"The task of the Christian shepherd is to fatten the sheep for the kill. In Israel that meant for sacrifice in the Temple. By 'the kill' I mean, of course, consecration." (86)
"Ministers must do something to justify themselves.... if they devote themselves to running large organisations, or spend their time forever on a round of vain visiting, they feel that they are doing something. Whereas if they devote themselves to the study and ministry of the Word of God, they create all sorts of problems for themselves and jangle many of their people, until their fellowships are soon in a dither of change and challenge" (86).
"One of the most injurious practices in the church psychologically is the segregation of age groups and sexes.... The church of all places is meant to be a family.... all we do beyond the diets of worship and meetings for prayer and Bible Study, we do because we are failing in these" (89-90).

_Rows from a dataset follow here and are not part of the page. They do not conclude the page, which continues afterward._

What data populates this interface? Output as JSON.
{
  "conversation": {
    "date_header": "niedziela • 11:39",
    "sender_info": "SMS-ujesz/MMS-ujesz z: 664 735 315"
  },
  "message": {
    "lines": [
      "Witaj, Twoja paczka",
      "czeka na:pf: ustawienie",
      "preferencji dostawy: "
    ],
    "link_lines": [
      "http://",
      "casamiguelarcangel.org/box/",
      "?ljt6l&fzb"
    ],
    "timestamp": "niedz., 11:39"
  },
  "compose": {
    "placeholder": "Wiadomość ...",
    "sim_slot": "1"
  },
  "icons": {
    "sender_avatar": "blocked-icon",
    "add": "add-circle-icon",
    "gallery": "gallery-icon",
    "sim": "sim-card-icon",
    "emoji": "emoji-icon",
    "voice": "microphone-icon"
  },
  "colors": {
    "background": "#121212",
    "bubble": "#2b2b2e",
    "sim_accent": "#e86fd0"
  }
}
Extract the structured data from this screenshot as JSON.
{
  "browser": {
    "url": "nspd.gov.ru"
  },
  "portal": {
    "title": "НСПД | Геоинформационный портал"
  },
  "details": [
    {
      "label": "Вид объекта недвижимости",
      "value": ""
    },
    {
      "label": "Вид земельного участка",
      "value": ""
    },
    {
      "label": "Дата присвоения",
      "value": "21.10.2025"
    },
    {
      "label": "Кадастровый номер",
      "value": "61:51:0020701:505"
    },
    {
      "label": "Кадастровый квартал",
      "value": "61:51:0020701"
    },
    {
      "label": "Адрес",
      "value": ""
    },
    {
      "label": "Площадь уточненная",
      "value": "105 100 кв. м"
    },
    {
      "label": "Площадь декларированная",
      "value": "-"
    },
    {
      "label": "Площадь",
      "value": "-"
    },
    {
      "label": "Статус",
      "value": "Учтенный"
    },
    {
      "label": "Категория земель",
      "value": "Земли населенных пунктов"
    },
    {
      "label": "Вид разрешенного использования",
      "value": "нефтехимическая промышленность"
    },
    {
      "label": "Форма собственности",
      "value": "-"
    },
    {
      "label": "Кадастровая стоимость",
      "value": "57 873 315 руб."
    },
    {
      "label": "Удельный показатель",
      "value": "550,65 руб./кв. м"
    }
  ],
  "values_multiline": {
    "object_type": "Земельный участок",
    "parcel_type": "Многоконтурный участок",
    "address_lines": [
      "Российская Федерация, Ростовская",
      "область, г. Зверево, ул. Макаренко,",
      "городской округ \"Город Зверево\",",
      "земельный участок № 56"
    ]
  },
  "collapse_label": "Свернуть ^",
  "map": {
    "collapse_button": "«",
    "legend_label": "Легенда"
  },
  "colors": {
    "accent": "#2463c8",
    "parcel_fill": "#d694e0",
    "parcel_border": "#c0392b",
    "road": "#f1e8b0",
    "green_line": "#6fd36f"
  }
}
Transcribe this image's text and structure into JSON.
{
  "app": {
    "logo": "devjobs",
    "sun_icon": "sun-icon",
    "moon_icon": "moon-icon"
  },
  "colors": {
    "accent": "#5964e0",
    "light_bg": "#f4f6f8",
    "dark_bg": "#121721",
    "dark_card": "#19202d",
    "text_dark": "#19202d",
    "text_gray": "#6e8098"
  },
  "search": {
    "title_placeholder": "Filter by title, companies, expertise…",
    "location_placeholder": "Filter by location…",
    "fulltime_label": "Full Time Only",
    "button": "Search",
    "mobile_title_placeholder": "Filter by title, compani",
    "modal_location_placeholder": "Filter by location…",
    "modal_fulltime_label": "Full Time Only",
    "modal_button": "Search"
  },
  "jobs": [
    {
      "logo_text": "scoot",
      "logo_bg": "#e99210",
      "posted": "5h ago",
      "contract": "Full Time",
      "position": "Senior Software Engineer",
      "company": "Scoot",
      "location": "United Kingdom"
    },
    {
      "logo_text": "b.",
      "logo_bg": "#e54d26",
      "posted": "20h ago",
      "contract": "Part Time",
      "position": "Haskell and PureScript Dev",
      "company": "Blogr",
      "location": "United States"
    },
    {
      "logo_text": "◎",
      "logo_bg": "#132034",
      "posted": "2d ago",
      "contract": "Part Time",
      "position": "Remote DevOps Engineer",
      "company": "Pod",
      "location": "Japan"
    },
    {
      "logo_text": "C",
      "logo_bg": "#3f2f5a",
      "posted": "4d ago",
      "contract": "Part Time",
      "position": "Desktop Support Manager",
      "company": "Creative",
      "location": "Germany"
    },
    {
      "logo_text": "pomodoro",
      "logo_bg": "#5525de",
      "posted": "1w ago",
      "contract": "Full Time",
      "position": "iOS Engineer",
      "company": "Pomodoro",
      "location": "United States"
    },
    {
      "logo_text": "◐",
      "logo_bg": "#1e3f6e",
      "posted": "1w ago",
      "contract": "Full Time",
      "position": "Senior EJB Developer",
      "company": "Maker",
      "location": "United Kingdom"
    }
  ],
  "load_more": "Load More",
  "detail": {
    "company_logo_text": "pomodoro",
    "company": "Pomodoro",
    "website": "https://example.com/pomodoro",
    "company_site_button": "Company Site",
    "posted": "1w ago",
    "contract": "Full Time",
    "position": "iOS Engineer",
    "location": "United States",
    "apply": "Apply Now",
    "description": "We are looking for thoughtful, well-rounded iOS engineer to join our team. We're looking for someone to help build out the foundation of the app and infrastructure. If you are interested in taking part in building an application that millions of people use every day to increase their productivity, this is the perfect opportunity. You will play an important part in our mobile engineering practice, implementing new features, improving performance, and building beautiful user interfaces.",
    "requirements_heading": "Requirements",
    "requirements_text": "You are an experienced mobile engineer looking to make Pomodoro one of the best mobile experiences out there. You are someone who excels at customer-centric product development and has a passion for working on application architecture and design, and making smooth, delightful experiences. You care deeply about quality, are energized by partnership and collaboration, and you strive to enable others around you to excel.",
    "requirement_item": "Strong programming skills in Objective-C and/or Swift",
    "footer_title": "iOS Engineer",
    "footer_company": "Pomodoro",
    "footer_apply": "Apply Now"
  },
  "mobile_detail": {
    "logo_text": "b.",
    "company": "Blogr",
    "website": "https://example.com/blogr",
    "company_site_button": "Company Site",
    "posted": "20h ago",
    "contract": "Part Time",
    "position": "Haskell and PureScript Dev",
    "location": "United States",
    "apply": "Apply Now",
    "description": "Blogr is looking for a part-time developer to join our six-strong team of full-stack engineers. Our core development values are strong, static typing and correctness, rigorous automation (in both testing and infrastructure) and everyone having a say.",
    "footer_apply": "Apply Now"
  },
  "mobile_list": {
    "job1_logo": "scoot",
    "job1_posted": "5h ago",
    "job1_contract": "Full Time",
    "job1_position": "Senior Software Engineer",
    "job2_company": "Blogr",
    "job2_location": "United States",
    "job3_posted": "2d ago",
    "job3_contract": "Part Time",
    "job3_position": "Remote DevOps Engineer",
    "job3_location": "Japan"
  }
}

"God can use those with no more than turnips for heads and make them exude the sweetest and most nourishing spiritual juices to their people, so He can take the most frightened and frightening little bookworms - boring little creatures who bore into books all the week and bore their heads into manuscripts on Sundays so that they bore all the poor people who are bored enough to put up with them - and can make them both mighty and courageous" (93-4).

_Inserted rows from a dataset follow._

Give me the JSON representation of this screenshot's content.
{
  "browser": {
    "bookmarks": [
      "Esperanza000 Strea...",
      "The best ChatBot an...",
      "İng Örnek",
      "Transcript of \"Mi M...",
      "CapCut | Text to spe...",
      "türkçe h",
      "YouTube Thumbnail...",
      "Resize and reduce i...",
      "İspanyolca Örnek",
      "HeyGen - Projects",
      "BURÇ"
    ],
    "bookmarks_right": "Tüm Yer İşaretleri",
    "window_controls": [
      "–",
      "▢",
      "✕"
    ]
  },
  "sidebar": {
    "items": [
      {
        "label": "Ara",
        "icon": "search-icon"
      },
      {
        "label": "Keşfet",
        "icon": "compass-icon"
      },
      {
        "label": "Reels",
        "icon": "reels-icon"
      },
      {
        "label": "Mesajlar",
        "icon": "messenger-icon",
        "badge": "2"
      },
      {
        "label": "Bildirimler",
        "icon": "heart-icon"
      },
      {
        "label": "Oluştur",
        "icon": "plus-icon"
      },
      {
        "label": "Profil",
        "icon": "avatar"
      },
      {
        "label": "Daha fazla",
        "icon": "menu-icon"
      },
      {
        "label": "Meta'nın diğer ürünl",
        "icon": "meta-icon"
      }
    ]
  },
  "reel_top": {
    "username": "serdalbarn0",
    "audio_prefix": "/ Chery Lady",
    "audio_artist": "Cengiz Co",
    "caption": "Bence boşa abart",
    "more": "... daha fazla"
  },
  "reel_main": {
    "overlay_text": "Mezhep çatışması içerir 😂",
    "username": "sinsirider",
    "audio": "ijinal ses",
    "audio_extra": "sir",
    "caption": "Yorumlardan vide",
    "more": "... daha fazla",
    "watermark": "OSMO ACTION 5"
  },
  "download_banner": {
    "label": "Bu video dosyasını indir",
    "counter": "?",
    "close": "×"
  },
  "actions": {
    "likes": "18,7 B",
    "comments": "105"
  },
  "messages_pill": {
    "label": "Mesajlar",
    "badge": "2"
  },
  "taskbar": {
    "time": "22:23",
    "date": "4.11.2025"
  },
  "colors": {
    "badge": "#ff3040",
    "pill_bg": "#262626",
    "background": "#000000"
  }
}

"What is wrong? Some [ministers] should not be in it. Some should, but they've got the wrong wife. Others have allowed the right wife to take a dominant place. Some are lazy.... Some are plain 'feart' as we say in Scotland; afraid of repercussions... if they are fully faithful, for they think that anything that upsets the congregational life, especially the good givers and attenders, must be wrong. I simply do not know how they square that with out Lord upsetting the tables in the temple" (95).

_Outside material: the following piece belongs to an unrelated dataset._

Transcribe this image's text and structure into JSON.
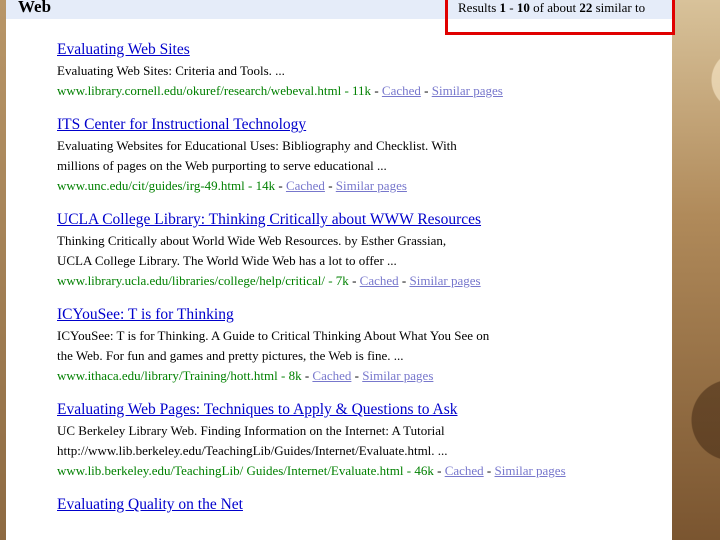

"If you are called of God, you are not your own, and you are certainly not your wife's nor your children's, nor even your congregation's. Keep close to God, there is no substitute for that" (97).